Ladies and gentlemen,
Good evening to you all; and thank you for inviting me to speak here.
We are at a time of unceasing uncertainty, soaring unemployment, sclerotic growth. We must solve the immediate problems of economic stability.
But that is not all. We must also ask ourselves: what kind of economy do we want for the future? And then we must go out there and build the foundations for that economy.
We cannot afford to wait. Here in Brussels, and across the EU, we must wake up to this hard economic reality.
The most forward-looking European industries need to know we will have infrastructure and tools for the decades to come. The most innovative European businesses need to know whether, in ten years’ time, Europe will still be a creative and competitive continent. European citizens need to know whether the next generation will have challenging and creative jobs.
All of them turn to public authorities and demand to know what we are going to do about it. And rightly so.
To me, it is clear that ICT is a big part of the answer. Increasing broadband penetration by 10 percentage points could increase growth by 0.9 to 1.5%. One point five percent: on its own that’s three times the total growth we predict for next year.
These figures are just too important to ignore. If we provide the right ingredients to let this technology catch on, then it could fuel the economy for decades to come, setting us free from our current economic stasis.
Getting every European Digital is an important project, with high stakes. So important, so high, that public authorities cannot be expected to step back and let it happen by chance.
But, at the same time, it is not public authorities, not the European Commission, who have the primary role to deliver this change. It is not us who dig up the roads to lay down new cables. It is not us who come up with the new attractive content that will make people demand to come online. And it is not us alone who will deliver all the investment we need.
We are at most an enabler, a catalyst. To deliver the digital agenda, we rely on our delivery partners: people like you. You can be more innovative, more effective, more hands-on than we could ever be.

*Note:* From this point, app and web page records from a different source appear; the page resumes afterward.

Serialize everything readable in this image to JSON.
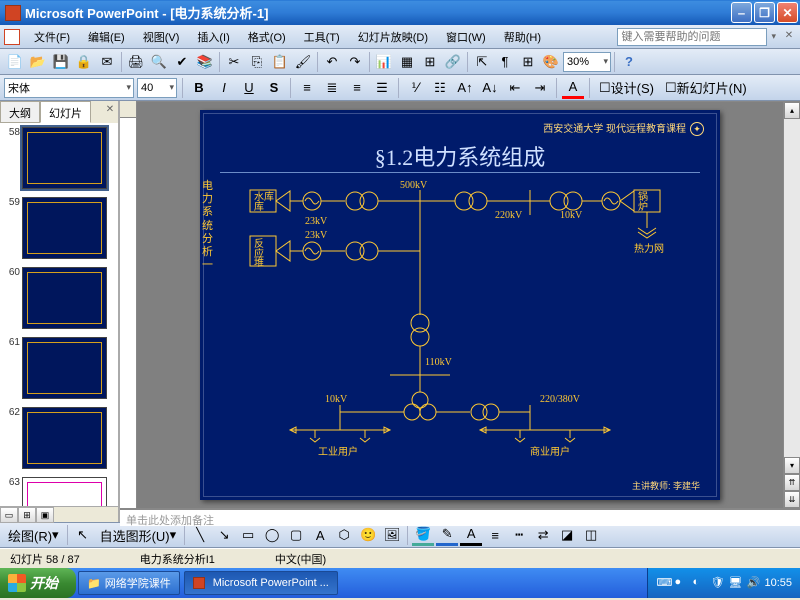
{
  "titlebar": {
    "app": "Microsoft PowerPoint",
    "doc": "[电力系统分析-1]"
  },
  "menus": {
    "file": "文件(F)",
    "edit": "编辑(E)",
    "view": "视图(V)",
    "insert": "插入(I)",
    "format": "格式(O)",
    "tools": "工具(T)",
    "slideshow": "幻灯片放映(D)",
    "window": "窗口(W)",
    "help": "帮助(H)"
  },
  "help_placeholder": "键入需要帮助的问题",
  "zoom": "30%",
  "font": {
    "name": "宋体",
    "size": "40"
  },
  "format_links": {
    "design": "设计(S)",
    "newslide": "新幻灯片(N)"
  },
  "outline": {
    "tab_outline": "大纲",
    "tab_slides": "幻灯片",
    "thumbs": [
      "58",
      "59",
      "60",
      "61",
      "62",
      "63"
    ]
  },
  "notes_placeholder": "单击此处添加备注",
  "draw": {
    "label": "绘图(R)",
    "autoshape": "自选图形(U)"
  },
  "status": {
    "slide": "幻灯片 58 / 87",
    "design": "电力系统分析I1",
    "lang": "中文(中国)"
  },
  "taskbar": {
    "start": "开始",
    "item1": "网络学院课件",
    "item2": "Microsoft PowerPoint ...",
    "clock": "10:55"
  },
  "slide": {
    "header": "西安交通大学 现代远程教育课程",
    "title": "§1.2电力系统组成",
    "footer": "主讲教师: 李建华",
    "sidelabel": "电力系统分析一",
    "labels": {
      "hydro": "水库",
      "reactor": "反应堆",
      "boiler": "锅炉",
      "heatnet": "热力网",
      "v500": "500kV",
      "v220": "220kV",
      "v23a": "23kV",
      "v23b": "23kV",
      "v10": "10kV",
      "v110": "110kV",
      "v10b": "10kV",
      "v220_380": "220/380V",
      "industrial": "工业用户",
      "commercial": "商业用户"
    }
  }
}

So we must balance the need to act – with the need to let others act. Let me set out how we are striking that balance.
First, in some cases, it is public authorities who need to provide public goods: spectrum, for example. We have already achieved a success with our Radio Spectrum Policy Programme, which promotes a more efficient use of this valuable resource.

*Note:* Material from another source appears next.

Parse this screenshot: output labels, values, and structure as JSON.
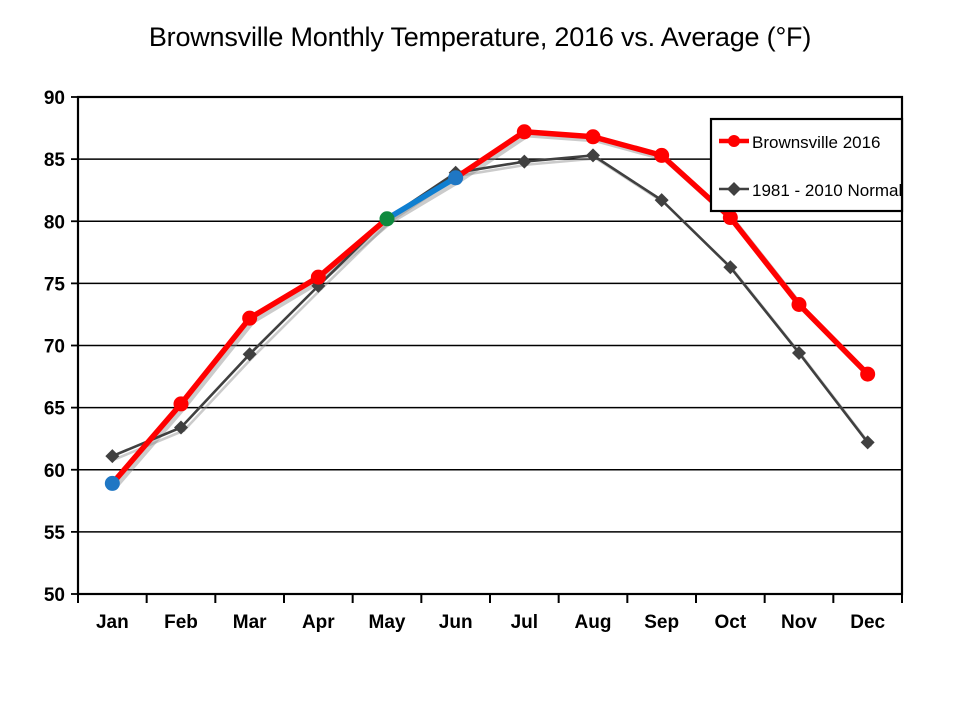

This gives us better and more creative tools to anticipate and meet rocketing demand. Just imagine the leap forward if public and commercial users could share spectrum on a large scale; another benefit of our programme. And now that the legal framework is clear and agreed, investments can flow in to aid a quick and easy transition to 4G. Here to read more.